HENSEL V. UNITED STATES.
similar, either in material, quality, texture, or the use to which it may be applied to any article enumerated, shall pay the same rate of duty as the article enumerated. This article is ferro-chrome. The board has found "that ferro-silicon, ferro-manganese, and ferro-chrome are employed in making hard or tough iron or steel; but each is used for a distinct and different purpose, the silicon to get rid of carbon, the manganese for excess of sulphur, and the chrome to eliminate phosphorus"; and that "it is not similar to the articles named in paragraph 110." The witness who testified to the mode and purposes of use said that it was, to some extent, interchangeable with ferro-manganese. Although similitude is, necessarily, a fact, and findings of fact by the board upon warrantable evidence are not to be disturbed by the court same evidence, the latter finding seems to be upon any view of rather a conclusion of law from the former ones than the finding of an ultimate fact from the evidence, and that conclusion may be reviewed. The difference in value appears to have been allowed much weight; but that is not made any criterion by the statute; and that testimony as to interchangeability was not contradicted. The question here now seems to be whether, in view of the uncontradicted evidence, and the general finding of similitude of use in making iron and steel, and of the differences found, the conclusion of want of similarity to the articles named in paragraph 110 takes this article out of the similitude, of the statute, to ferro-manganese. Similarity is not identity; it implies differences as well as it expresses likenesses. The differences found do not appear to so meet and overcome the likenesses as to neutralize them, and exclude the similarity in use, of the statute. Decision reversed.

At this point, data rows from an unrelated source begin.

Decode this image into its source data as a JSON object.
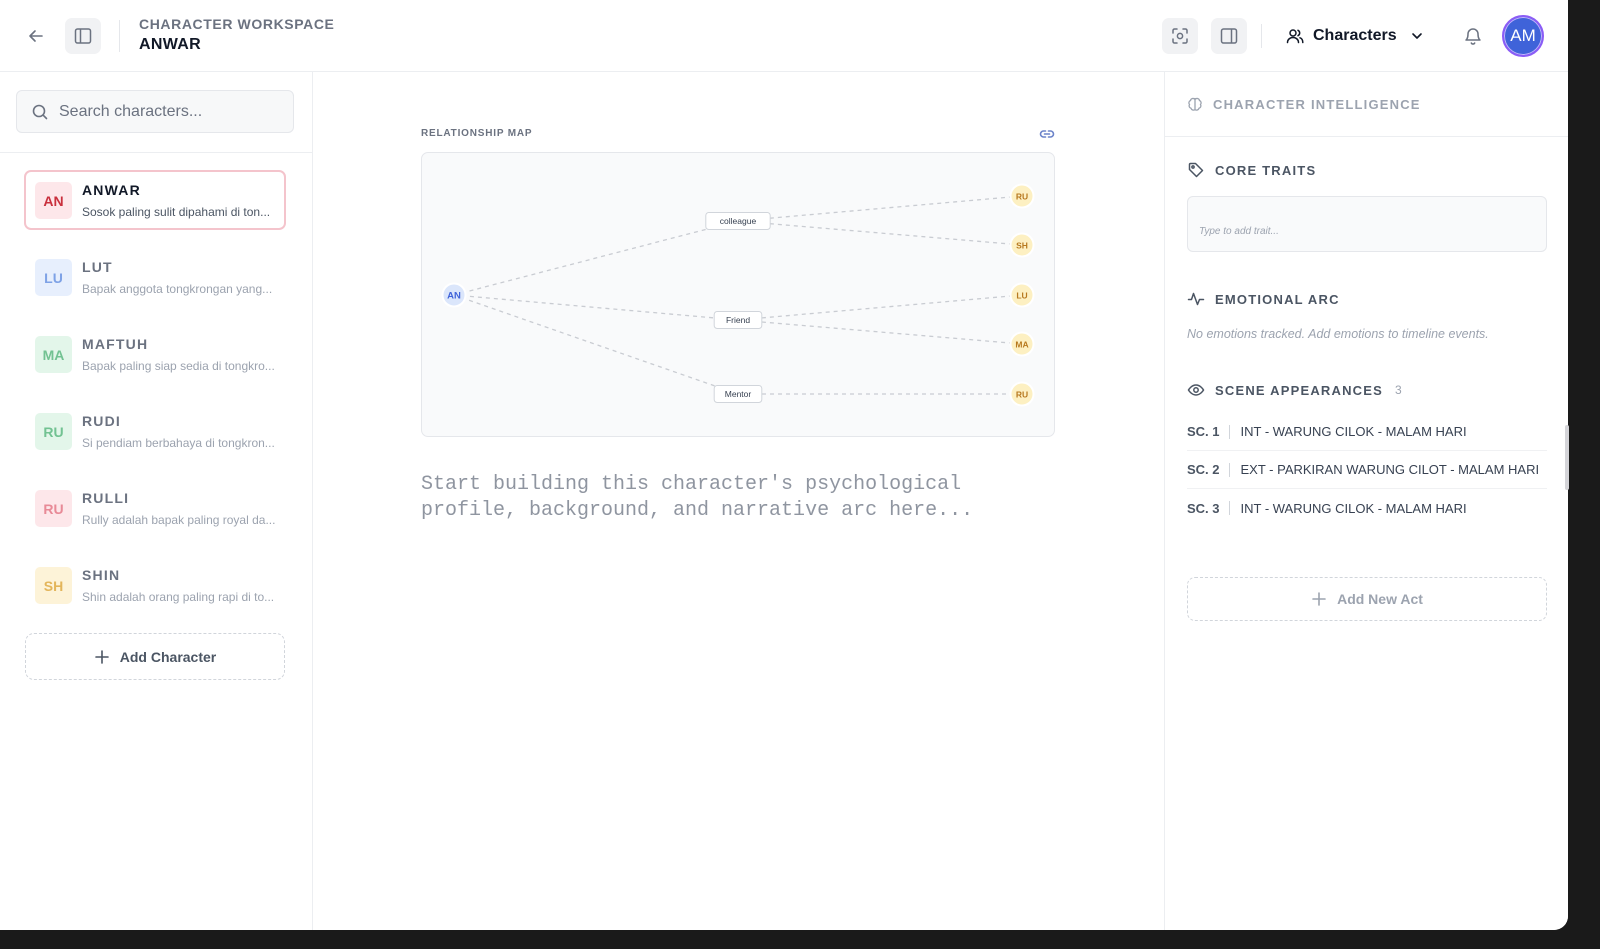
{
  "header": {
    "workspace_label": "CHARACTER WORKSPACE",
    "character_name": "ANWAR",
    "view_label": "Characters",
    "avatar_initials": "AM"
  },
  "icons": [
    "back-arrow-icon",
    "sidebar-toggle-icon",
    "focus-icon",
    "panel-icon",
    "users-icon",
    "chevron-down-icon",
    "bell-icon",
    "search-icon",
    "plus-icon",
    "link-icon",
    "brain-icon",
    "tag-icon",
    "activity-icon",
    "eye-icon"
  ],
  "sidebar": {
    "search_placeholder": "Search characters...",
    "characters": [
      {
        "initials": "AN",
        "name": "ANWAR",
        "desc": "Sosok paling sulit dipahami di ton...",
        "active": true,
        "bg": "#fde7ea",
        "fg": "#c9303d"
      },
      {
        "initials": "LU",
        "name": "LUT",
        "desc": "Bapak anggota tongkrongan yang...",
        "active": false,
        "bg": "#e7effd",
        "fg": "#7ea2e6"
      },
      {
        "initials": "MA",
        "name": "MAFTUH",
        "desc": "Bapak paling siap sedia di tongkro...",
        "active": false,
        "bg": "#e3f6ea",
        "fg": "#72c292"
      },
      {
        "initials": "RU",
        "name": "RUDI",
        "desc": "Si pendiam berbahaya di tongkron...",
        "active": false,
        "bg": "#e3f6ea",
        "fg": "#72c292"
      },
      {
        "initials": "RU",
        "name": "RULLI",
        "desc": "Rully adalah bapak paling royal da...",
        "active": false,
        "bg": "#fde7ea",
        "fg": "#e88a97"
      },
      {
        "initials": "SH",
        "name": "SHIN",
        "desc": "Shin adalah orang paling rapi di to...",
        "active": false,
        "bg": "#fdf3d8",
        "fg": "#e3b55a"
      }
    ],
    "add_character_label": "Add Character"
  },
  "center": {
    "map_label": "RELATIONSHIP MAP",
    "notes_placeholder": "Start building this character's psychological\nprofile, background, and narrative arc here..."
  },
  "relationship_map": {
    "center_node": "AN",
    "relations": [
      {
        "label": "colleague",
        "targets": [
          "RU",
          "SH"
        ]
      },
      {
        "label": "Friend",
        "targets": [
          "LU",
          "MA"
        ]
      },
      {
        "label": "Mentor",
        "targets": [
          "RU"
        ]
      }
    ]
  },
  "right_panel": {
    "title": "CHARACTER INTELLIGENCE",
    "core_traits_title": "CORE TRAITS",
    "trait_placeholder": "Type to add trait...",
    "emotional_arc_title": "EMOTIONAL ARC",
    "emotional_arc_empty": "No emotions tracked. Add emotions to timeline events.",
    "scene_appearances_title": "SCENE APPEARANCES",
    "scene_count": "3",
    "scenes": [
      {
        "num": "SC. 1",
        "heading": "INT - WARUNG CILOK - MALAM HARI"
      },
      {
        "num": "SC. 2",
        "heading": "EXT - PARKIRAN WARUNG CILOT - MALAM HARI"
      },
      {
        "num": "SC. 3",
        "heading": "INT - WARUNG CILOK - MALAM HARI"
      }
    ],
    "add_act_label": "Add New Act"
  },
  "colors": {
    "accent": "#3f63d9",
    "active_border": "#f4c4cc",
    "node_blue_bg": "#dbe6fb",
    "node_yellow_bg": "#fdf0c2",
    "node_text_orange": "#b7791f"
  }
}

HENSEL et at v. UNITED STATES.
(Circuit Court, S. D. New York. January 18, 1899.) No. 2,740.
CUSTOMS DUTIES-CLASSIFICATION-PICTURE FRAMES.

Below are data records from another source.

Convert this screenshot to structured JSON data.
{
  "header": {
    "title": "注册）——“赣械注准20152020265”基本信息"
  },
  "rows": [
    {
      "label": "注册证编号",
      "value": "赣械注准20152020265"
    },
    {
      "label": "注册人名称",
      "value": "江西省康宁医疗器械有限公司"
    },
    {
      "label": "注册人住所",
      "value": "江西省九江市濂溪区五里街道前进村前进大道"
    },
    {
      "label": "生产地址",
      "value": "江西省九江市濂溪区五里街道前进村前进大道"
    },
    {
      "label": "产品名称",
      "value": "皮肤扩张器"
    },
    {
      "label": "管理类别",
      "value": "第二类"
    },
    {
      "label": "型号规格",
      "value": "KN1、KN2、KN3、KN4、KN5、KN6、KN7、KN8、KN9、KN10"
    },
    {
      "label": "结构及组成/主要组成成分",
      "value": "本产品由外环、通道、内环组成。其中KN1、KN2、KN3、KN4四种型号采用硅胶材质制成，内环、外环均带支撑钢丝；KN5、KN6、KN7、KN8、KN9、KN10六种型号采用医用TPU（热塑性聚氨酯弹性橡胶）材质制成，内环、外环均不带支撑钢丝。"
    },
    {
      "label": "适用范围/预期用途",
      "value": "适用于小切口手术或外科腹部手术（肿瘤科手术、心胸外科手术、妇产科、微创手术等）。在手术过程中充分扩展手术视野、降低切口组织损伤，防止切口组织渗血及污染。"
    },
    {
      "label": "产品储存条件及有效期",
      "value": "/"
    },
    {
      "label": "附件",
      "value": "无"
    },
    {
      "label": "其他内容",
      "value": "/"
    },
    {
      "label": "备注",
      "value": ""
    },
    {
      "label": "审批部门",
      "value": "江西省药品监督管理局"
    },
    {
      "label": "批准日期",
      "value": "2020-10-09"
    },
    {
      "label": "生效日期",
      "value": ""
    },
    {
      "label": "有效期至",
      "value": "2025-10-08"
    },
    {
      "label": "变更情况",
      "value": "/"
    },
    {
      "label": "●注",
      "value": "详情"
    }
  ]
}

Picture frames of wood, fitted to the pictures, are Incidents of the pictures, and dutiable. at the same rate, as part of their value, and not separately, as manufactures of wood.
This was an appeal by Hensel and others from the decision of the board of general appraisers in respect to the classification for duty of certain picture frames attached to pictures which were imported by them. Howard T. Walden, for appellants. Henry C. Platt, Asst. U. S. Atty. WHEELER, District Judge. These are "frames attached to" pICtures, assessed as manufactures of wood, at 35 per cent., instead of at 20 per cent., with the pictures, as a part of their value, or at the same rate as cases for them. Section 19 of the customs administrative act of 1890 provides that duties shall be assessed upon the market valne of merchandise in the condition in which it is boug4t and sold for ex-
this country, "including. the value ot all cartons, cases, and coverings of. Ilny kind." ,Picture frames are fitted. to thepictnres for their protection in handling, and for holding 1;Jlem in place. They would seem to be incidents of the pictures to which they are. attached, and dutiable at the same rate, as a part of their value, and .also to fall within the description of a case "of any kind" forthem.jn said section 19.' In either case the rate .of duty would be the same. In U. S. v. Gunther, 71 Fed. 499, the frame was itself I;lJ1 object of an,cie.llt art, and was, in question on a claim. that it was one of a collection of antiquities of which the picture was another; and it would have been quite "unusual," within the exception of this section 19. That case does not seem .to be controlling here, where the frames are mel'ely such, and usual. Decision reversed.
.et aL' v. UNITED S'rA.TES.
(Circuit Court, S. D. New York.
CUIlTQMll D,UTIJIl8--,CLASSIll'IOATION'"-BoTTLES ·FOR MINERAL WATEIlS.
Siphon bottles for mineral waters, having private llllmes, trade-marks. and directiOnS. etched Ol;-namentaUy:upon them, '!lot for the purpose of Identifying' the wares Of the importers, but for to persons who may want them 80 decorated for their own use,were dutiable, tinder paragrapllOO of the act of 1894·(28 Stat. 513), asornii.mented or decorated
This was an application by Koscherak Bros. for a review of the de-' cision of the board of general appraisers in respect to the classification for duty of certain siphon bottles for mineral waters, imported by them. Albert Comstock, for appeilarits.' '. Henry O. Platt, Asst. U. S. Atty. WHEELER, District These siphon bottles for mineral waters appear to be decorated by having private nati'les, tTade"marks, etched ornamentally upon them. ·'.I;heY are to be without ornamented' or as provided for in paragmph 90 of the act of 1894 (28, Stat. 513) on account of the private Q8tul'e ofthe .ornamentation. They are not, however, the names, trademarklil,' ,or direlrtioijsotthe importers for identifying their wares,' but to pe imported tor sale to others who may want the bottles so decorated for their use. The decorations may limit the purchasers to but few, bllt this limitation does not change thechaI'acter of the importations which come within that' Decisio,l1 affirmed.